The Far Country

Moving is, to put it mildly, a royal pain in the rear. You attempt to pack all your belongings, many of which fit in boxes and many of which don’t. You end up with tons of boxes, a bunch of furniture and a few awkward piles that you don’t know what to do with until they finally just get thrown on the moving truck and then unloaded into new awkward piles that may or may not be put away in the next several months.

You also realize how much stuff you actually have. How did this happen? We got rid of so much as we packed, and it still overwhelms. Do all our kids really need beds? Most of them still get excited about sleeping on the floor. Maybe we should make that permanent.

This is not meant to complain – in this case, moving means a bigger house with more room for the growing munchkins. (Growing up, not growing in number. That ship has sailed.) This is just the way the process works. Every stage seems impossible – you really think you might not make it through – until you reach the next impossible stage: finding a house, selling your house, packing, loading, unloading, unpacking.

And when you move in while you are still doing renovations, things get even hairier. You’re trying to only live in a few rooms, and nothing is in its right place. How am I supposed to know where your clean underwear is, kid? I don’t even know where the dirty ones are. I don’t know where food and silverware and last night’s homework are hiding. I don’t know where you’re supposed to put that Lego creation you somehow just made. No, the wi-fi is not working yet. The tv isn’t hooked up either. Don’t step in that paint can! I know you’re tired. I know you’re frustrated. Me too, kid, me too.

When every waking moment is harried and you don’t know where to turn and your baby is screaming and you can’t find the box with your pants (because you really should wear pants to work) and you’ve just snapped at your kids (again) because they happened to voice the same frustration you’re battling, it’s hard.

Being unsettled is, well, unsettling.

Maybe home is more important than we think it is. The normal, everyday grind of living can sometimes wear on us and make us tired and whiny.
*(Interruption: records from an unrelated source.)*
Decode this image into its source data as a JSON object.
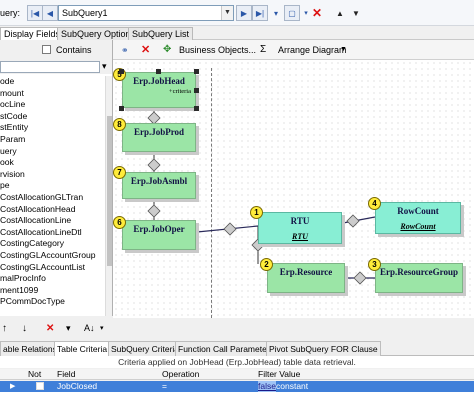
{
  "toolbar": {
    "query_label": "uery:",
    "subquery_value": "SubQuery1"
  },
  "tabs": [
    "Display Fields",
    "SubQuery Options",
    "SubQuery List"
  ],
  "left": {
    "contains_label": "Contains",
    "fields": [
      "ode",
      "mount",
      "ocLine",
      "stCode",
      "stEntity",
      "Param",
      "uery",
      "ook",
      "rvision",
      "pe",
      "CostAllocationGLTran",
      "CostAllocationHead",
      "CostAllocationLine",
      "CostAllocationLineDtl",
      "CostingCategory",
      "CostingGLAccountGroup",
      "CostingGLAccountList",
      "malProcInfo",
      "ment1099",
      "PCommDocType"
    ]
  },
  "diagram_toolbar": {
    "business_objects": "Business Objects...",
    "sigma": "Σ",
    "arrange": "Arrange Diagram"
  },
  "nodes": {
    "n5": {
      "badge": "5",
      "title": "Erp.JobHead",
      "sub": "+criteria"
    },
    "n8": {
      "badge": "8",
      "title": "Erp.JobProd"
    },
    "n7": {
      "badge": "7",
      "title": "Erp.JobAsmbl"
    },
    "n6": {
      "badge": "6",
      "title": "Erp.JobOper"
    },
    "n1": {
      "badge": "1",
      "title": "RTU",
      "sub": "RTU"
    },
    "n4": {
      "badge": "4",
      "title": "RowCount",
      "sub": "RowCount"
    },
    "n2": {
      "badge": "2",
      "title": "Erp.Resource"
    },
    "n3": {
      "badge": "3",
      "title": "Erp.ResourceGroup"
    }
  },
  "bottom_tabs": [
    "able Relations",
    "Table Criteria",
    "SubQuery Criteria",
    "Function Call Parameters",
    "Pivot SubQuery FOR Clause"
  ],
  "criteria_text": "Criteria applied on JobHead (Erp.JobHead) table data retrieval.",
  "grid": {
    "headers": {
      "not": "Not",
      "field": "Field",
      "operation": "Operation",
      "filter": "Filter Value"
    },
    "row": {
      "field": "JobClosed",
      "operation": "=",
      "filter_link": "false",
      "filter_type": "constant"
    }
  },
  "colors": {
    "node_green": "#9be5a6",
    "node_teal": "#88eed4",
    "badge": "#ffec3a",
    "selected_row": "#3f7fd9"
  }
}
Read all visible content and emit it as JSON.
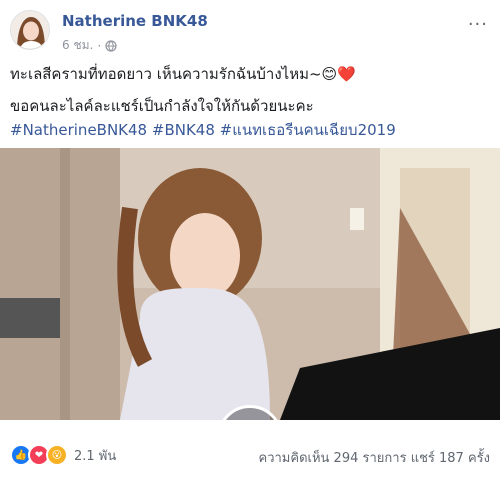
{
  "post": {
    "author": "Natherine BNK48",
    "timestamp": "6 ชม.",
    "privacy_icon": "globe-icon",
    "menu_icon": "more-options-icon",
    "line1": "ทะเลสีครามที่ทอดยาว เห็นความรักฉันบ้างไหม~😊❤️",
    "line2": "ขอคนละไลค์ละแชร์เป็นกำลังใจให้กันด้วยนะคะ",
    "hashtags": "#NatherineBNK48 #BNK48 #แนทเธอรีนคนเฉียบ2019"
  },
  "video": {
    "play_icon": "play-icon"
  },
  "footer": {
    "reaction_icons": [
      "like-icon",
      "love-icon",
      "wow-icon"
    ],
    "reaction_count": "2.1 พัน",
    "comments": "ความคิดเห็น 294 รายการ",
    "shares": "แชร์ 187 ครั้ง"
  },
  "colors": {
    "link": "#385898",
    "meta": "#90949c",
    "like": "#1877f2",
    "love": "#f33e58",
    "wow": "#f7b125"
  }
}
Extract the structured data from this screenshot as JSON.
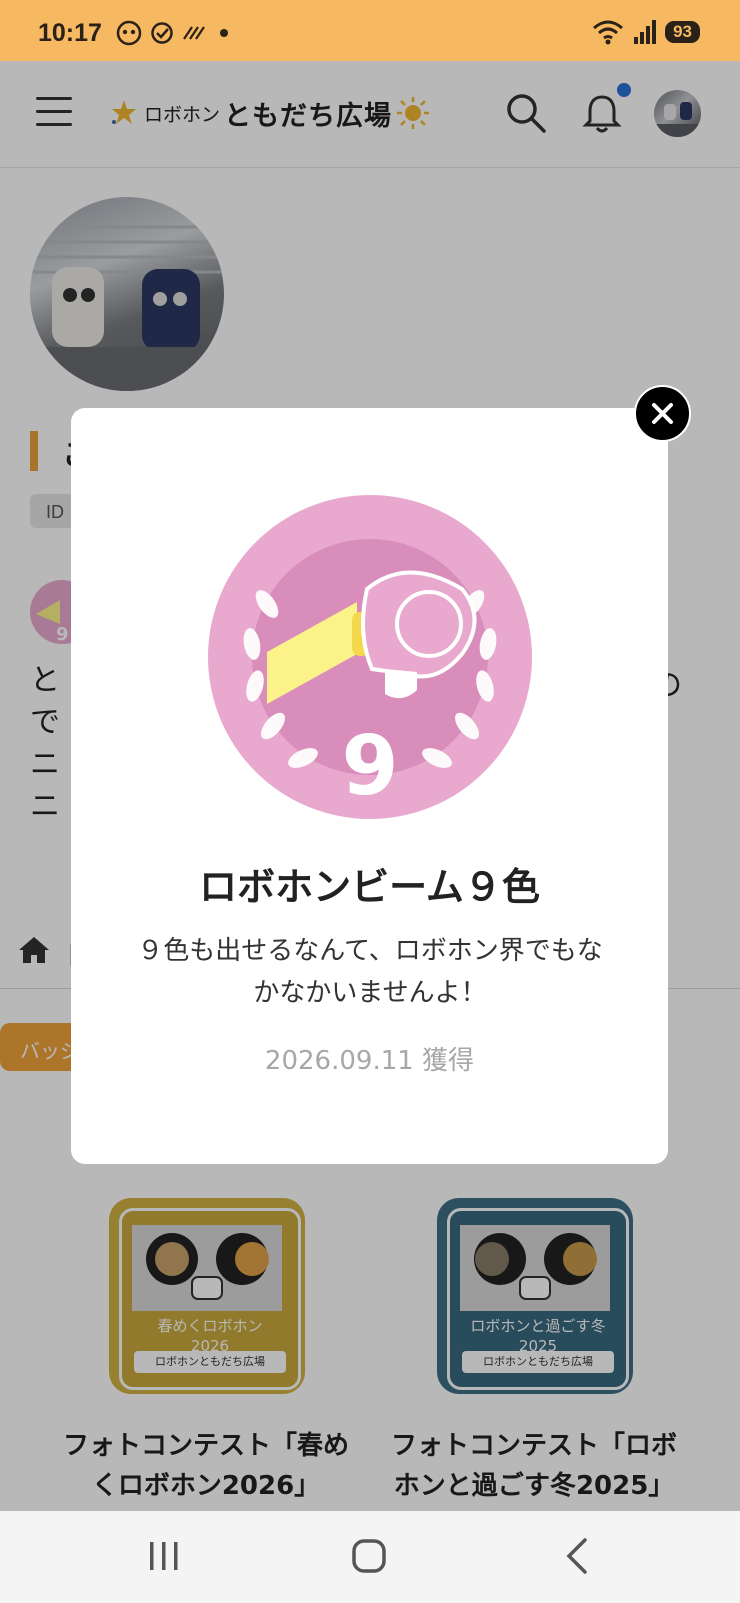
{
  "status_bar": {
    "time": "10:17",
    "battery": "93",
    "signal_label": "5"
  },
  "header": {
    "logo_small": "ロボホン",
    "logo_big": "ともだち広場",
    "icons": [
      "menu-icon",
      "search-icon",
      "bell-icon"
    ],
    "accent_color": "#f6b860",
    "notification_dot_color": "#2f6fd6"
  },
  "profile": {
    "name_initial": "こ",
    "id_label": "ID",
    "bio_lines": [
      "と",
      "で",
      "ニ",
      "ニ"
    ],
    "bio_suffix": "の"
  },
  "breadcrumb": {
    "home_initial": "ト"
  },
  "tabs": {
    "badge_tab": "バッジ"
  },
  "contests": [
    {
      "badge_label": "春めくロボホン",
      "badge_year": "2026",
      "strip": "ロボホンともだち広場",
      "title": "フォトコンテスト「春めくロボホン2026」",
      "title_line1": "フォトコンテスト「春め",
      "title_line2": "くロボホン2026」",
      "color": "#d2b344"
    },
    {
      "badge_label": "ロボホンと過ごす冬",
      "badge_year": "2025",
      "strip": "ロボホンともだち広場",
      "title": "フォトコンテスト「ロボホンと過ごす冬2025」",
      "title_line1": "フォトコンテスト「ロボ",
      "title_line2": "ホンと過ごす冬2025」",
      "color": "#3e6f86"
    }
  ],
  "modal": {
    "badge_number": "9",
    "title": "ロボホンビーム９色",
    "description": "９色も出せるなんて、ロボホン界でもなかなかいませんよ！",
    "date": "2026.09.11 獲得",
    "badge_color": "#e9a9cf",
    "beam_color": "#fbf38a"
  },
  "nav": {
    "icons": [
      "recent-apps-icon",
      "home-circle-icon",
      "back-icon"
    ]
  }
}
The truth is that this normal everydayness is our life, and we don’t realize it until we don’t have it. I just want to know where to set my keys when I walk in the door. I want to not have to dig through boxes to find a pan or the iron (still not located) or paper towels. I want to know where my kids’ toothbrushes are. I want to cook a regular dinner and sit around the table with my family. I want to be home.

God created us with a sense of belonging. When that need is not fulfilled, we struggle. I cannot wait until we are settled in this house – and right now, it’s just a house. It’s not our home yet, although I can see glimpses that it will be a wonderful place we will fill with memories and joy.

This world is not our home either, and while we can make a place here, something tells us it’s not quite right. There’s too much sin, too much pain, too much evil, too much mess. Deep down, we are unsettled because we are made for more. The far country beckons, a world that is beyond imagining and yet somehow closer and more real than we know. The longer we live, the more it calls to us. We are welcome there, if we come by faith in the One who left his eternal home for this world where he did not have a home.

While we wait, let’s make our homes on Earth full of light and love and hope so that those who visit them will feel the winds of heaven on their face and want to know more about the place where morning will gather forever as we gaze upon the King in his beauty.

Our family will get right on that – as soon as we find our light bulbs.